[Start of section]
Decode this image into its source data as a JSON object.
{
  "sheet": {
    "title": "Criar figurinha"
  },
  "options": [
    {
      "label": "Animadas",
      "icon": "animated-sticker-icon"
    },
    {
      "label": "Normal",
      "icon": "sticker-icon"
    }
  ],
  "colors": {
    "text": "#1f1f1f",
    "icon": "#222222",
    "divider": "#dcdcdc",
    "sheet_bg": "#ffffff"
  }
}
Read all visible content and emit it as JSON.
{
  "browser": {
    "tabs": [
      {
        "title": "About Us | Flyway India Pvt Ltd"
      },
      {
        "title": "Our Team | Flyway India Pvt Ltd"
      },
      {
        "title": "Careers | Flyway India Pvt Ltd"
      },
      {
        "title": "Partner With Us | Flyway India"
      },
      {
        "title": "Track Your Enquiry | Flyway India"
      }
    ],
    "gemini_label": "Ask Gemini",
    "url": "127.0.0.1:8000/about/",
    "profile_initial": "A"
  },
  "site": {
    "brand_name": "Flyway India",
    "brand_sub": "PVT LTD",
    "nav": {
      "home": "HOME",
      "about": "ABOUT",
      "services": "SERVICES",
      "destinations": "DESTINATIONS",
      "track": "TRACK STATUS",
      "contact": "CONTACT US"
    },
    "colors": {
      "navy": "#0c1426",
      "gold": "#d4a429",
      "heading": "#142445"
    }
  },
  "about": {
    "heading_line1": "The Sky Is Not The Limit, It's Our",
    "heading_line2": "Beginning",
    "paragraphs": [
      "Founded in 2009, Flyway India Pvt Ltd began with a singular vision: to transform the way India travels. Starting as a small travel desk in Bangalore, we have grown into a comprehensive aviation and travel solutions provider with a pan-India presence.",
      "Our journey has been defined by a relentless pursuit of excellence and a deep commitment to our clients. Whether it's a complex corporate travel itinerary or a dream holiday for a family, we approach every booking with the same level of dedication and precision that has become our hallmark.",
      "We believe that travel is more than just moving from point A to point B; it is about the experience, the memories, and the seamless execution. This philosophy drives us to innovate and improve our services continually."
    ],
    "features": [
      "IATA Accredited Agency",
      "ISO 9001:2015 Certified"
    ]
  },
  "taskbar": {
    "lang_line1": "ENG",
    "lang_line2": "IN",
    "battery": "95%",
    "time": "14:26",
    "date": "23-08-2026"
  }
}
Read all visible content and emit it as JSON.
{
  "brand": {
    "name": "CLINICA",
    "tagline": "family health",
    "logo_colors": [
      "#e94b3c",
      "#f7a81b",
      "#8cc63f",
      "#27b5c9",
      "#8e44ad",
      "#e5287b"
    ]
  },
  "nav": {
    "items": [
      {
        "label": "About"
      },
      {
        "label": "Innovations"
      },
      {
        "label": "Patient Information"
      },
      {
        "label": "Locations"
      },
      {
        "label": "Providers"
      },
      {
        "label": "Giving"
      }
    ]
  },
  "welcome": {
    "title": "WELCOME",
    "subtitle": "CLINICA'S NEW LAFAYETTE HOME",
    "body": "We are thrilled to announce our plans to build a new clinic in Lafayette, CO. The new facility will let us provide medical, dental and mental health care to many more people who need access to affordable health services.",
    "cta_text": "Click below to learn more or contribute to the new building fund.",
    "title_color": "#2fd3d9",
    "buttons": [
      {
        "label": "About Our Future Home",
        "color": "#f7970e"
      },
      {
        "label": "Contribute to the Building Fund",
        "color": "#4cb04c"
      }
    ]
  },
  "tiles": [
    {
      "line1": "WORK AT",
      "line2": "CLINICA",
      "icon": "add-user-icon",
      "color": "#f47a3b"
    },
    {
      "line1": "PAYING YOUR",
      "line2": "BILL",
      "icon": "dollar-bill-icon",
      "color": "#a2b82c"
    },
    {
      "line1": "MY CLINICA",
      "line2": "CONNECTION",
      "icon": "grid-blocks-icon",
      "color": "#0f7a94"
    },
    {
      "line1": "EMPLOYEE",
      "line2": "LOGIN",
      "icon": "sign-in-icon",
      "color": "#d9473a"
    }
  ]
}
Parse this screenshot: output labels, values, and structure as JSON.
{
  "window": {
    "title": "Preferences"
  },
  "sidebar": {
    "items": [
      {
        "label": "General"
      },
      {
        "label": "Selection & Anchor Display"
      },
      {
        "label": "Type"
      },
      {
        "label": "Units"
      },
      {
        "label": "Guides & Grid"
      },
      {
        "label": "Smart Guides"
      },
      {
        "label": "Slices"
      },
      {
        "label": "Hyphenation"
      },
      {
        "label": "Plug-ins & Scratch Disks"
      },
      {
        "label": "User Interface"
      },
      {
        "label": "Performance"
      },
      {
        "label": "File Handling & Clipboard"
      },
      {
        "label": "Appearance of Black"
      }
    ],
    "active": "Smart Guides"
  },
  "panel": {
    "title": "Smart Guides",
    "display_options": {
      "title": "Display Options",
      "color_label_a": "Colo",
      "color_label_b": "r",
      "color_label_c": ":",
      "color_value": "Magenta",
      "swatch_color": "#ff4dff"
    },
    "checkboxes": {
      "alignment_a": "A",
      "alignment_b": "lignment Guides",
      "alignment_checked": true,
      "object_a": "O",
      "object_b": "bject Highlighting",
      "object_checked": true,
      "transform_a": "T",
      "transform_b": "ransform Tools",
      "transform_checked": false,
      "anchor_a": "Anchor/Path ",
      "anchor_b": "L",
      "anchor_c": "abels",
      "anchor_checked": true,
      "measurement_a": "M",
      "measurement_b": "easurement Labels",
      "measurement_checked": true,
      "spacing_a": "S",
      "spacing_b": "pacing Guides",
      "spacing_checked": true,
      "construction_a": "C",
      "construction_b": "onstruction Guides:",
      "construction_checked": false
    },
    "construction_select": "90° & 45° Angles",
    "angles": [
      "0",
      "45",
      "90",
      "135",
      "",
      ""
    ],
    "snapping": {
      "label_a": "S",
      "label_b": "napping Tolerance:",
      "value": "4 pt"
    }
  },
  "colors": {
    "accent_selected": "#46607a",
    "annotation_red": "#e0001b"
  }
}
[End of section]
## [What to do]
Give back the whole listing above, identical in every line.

## [Answer area]
Decode this image into its source data as a JSON object.
{
  "sheet": {
    "title": "Criar figurinha"
  },
  "options": [
    {
      "label": "Animadas",
      "icon": "animated-sticker-icon"
    },
    {
      "label": "Normal",
      "icon": "sticker-icon"
    }
  ],
  "colors": {
    "text": "#1f1f1f",
    "icon": "#222222",
    "divider": "#dcdcdc",
    "sheet_bg": "#ffffff"
  }
}
Read all visible content and emit it as JSON.
{
  "browser": {
    "tabs": [
      {
        "title": "About Us | Flyway India Pvt Ltd"
      },
      {
        "title": "Our Team | Flyway India Pvt Ltd"
      },
      {
        "title": "Careers | Flyway India Pvt Ltd"
      },
      {
        "title": "Partner With Us | Flyway India"
      },
      {
        "title": "Track Your Enquiry | Flyway India"
      }
    ],
    "gemini_label": "Ask Gemini",
    "url": "127.0.0.1:8000/about/",
    "profile_initial": "A"
  },
  "site": {
    "brand_name": "Flyway India",
    "brand_sub": "PVT LTD",
    "nav": {
      "home": "HOME",
      "about": "ABOUT",
      "services": "SERVICES",
      "destinations": "DESTINATIONS",
      "track": "TRACK STATUS",
      "contact": "CONTACT US"
    },
    "colors": {
      "navy": "#0c1426",
      "gold": "#d4a429",
      "heading": "#142445"
    }
  },
  "about": {
    "heading_line1": "The Sky Is Not The Limit, It's Our",
    "heading_line2": "Beginning",
    "paragraphs": [
      "Founded in 2009, Flyway India Pvt Ltd began with a singular vision: to transform the way India travels. Starting as a small travel desk in Bangalore, we have grown into a comprehensive aviation and travel solutions provider with a pan-India presence.",
      "Our journey has been defined by a relentless pursuit of excellence and a deep commitment to our clients. Whether it's a complex corporate travel itinerary or a dream holiday for a family, we approach every booking with the same level of dedication and precision that has become our hallmark.",
      "We believe that travel is more than just moving from point A to point B; it is about the experience, the memories, and the seamless execution. This philosophy drives us to innovate and improve our services continually."
    ],
    "features": [
      "IATA Accredited Agency",
      "ISO 9001:2015 Certified"
    ]
  },
  "taskbar": {
    "lang_line1": "ENG",
    "lang_line2": "IN",
    "battery": "95%",
    "time": "14:26",
    "date": "23-08-2026"
  }
}
Read all visible content and emit it as JSON.
{
  "brand": {
    "name": "CLINICA",
    "tagline": "family health",
    "logo_colors": [
      "#e94b3c",
      "#f7a81b",
      "#8cc63f",
      "#27b5c9",
      "#8e44ad",
      "#e5287b"
    ]
  },
  "nav": {
    "items": [
      {
        "label": "About"
      },
      {
        "label": "Innovations"
      },
      {
        "label": "Patient Information"
      },
      {
        "label": "Locations"
      },
      {
        "label": "Providers"
      },
      {
        "label": "Giving"
      }
    ]
  },
  "welcome": {
    "title": "WELCOME",
    "subtitle": "CLINICA'S NEW LAFAYETTE HOME",
    "body": "We are thrilled to announce our plans to build a new clinic in Lafayette, CO. The new facility will let us provide medical, dental and mental health care to many more people who need access to affordable health services.",
    "cta_text": "Click below to learn more or contribute to the new building fund.",
    "title_color": "#2fd3d9",
    "buttons": [
      {
        "label": "About Our Future Home",
        "color": "#f7970e"
      },
      {
        "label": "Contribute to the Building Fund",
        "color": "#4cb04c"
      }
    ]
  },
  "tiles": [
    {
      "line1": "WORK AT",
      "line2": "CLINICA",
      "icon": "add-user-icon",
      "color": "#f47a3b"
    },
    {
      "line1": "PAYING YOUR",
      "line2": "BILL",
      "icon": "dollar-bill-icon",
      "color": "#a2b82c"
    },
    {
      "line1": "MY CLINICA",
      "line2": "CONNECTION",
      "icon": "grid-blocks-icon",
      "color": "#0f7a94"
    },
    {
      "line1": "EMPLOYEE",
      "line2": "LOGIN",
      "icon": "sign-in-icon",
      "color": "#d9473a"
    }
  ]
}
Parse this screenshot: output labels, values, and structure as JSON.
{
  "window": {
    "title": "Preferences"
  },
  "sidebar": {
    "items": [
      {
        "label": "General"
      },
      {
        "label": "Selection & Anchor Display"
      },
      {
        "label": "Type"
      },
      {
        "label": "Units"
      },
      {
        "label": "Guides & Grid"
      },
      {
        "label": "Smart Guides"
      },
      {
        "label": "Slices"
      },
      {
        "label": "Hyphenation"
      },
      {
        "label": "Plug-ins & Scratch Disks"
      },
      {
        "label": "User Interface"
      },
      {
        "label": "Performance"
      },
      {
        "label": "File Handling & Clipboard"
      },
      {
        "label": "Appearance of Black"
      }
    ],
    "active": "Smart Guides"
  },
  "panel": {
    "title": "Smart Guides",
    "display_options": {
      "title": "Display Options",
      "color_label_a": "Colo",
      "color_label_b": "r",
      "color_label_c": ":",
      "color_value": "Magenta",
      "swatch_color": "#ff4dff"
    },
    "checkboxes": {
      "alignment_a": "A",
      "alignment_b": "lignment Guides",
      "alignment_checked": true,
      "object_a": "O",
      "object_b": "bject Highlighting",
      "object_checked": true,
      "transform_a": "T",
      "transform_b": "ransform Tools",
      "transform_checked": false,
      "anchor_a": "Anchor/Path ",
      "anchor_b": "L",
      "anchor_c": "abels",
      "anchor_checked": true,
      "measurement_a": "M",
      "measurement_b": "easurement Labels",
      "measurement_checked": true,
      "spacing_a": "S",
      "spacing_b": "pacing Guides",
      "spacing_checked": true,
      "construction_a": "C",
      "construction_b": "onstruction Guides:",
      "construction_checked": false
    },
    "construction_select": "90° & 45° Angles",
    "angles": [
      "0",
      "45",
      "90",
      "135",
      "",
      ""
    ],
    "snapping": {
      "label_a": "S",
      "label_b": "napping Tolerance:",
      "value": "4 pt"
    }
  },
  "colors": {
    "accent_selected": "#46607a",
    "annotation_red": "#e0001b"
  }
}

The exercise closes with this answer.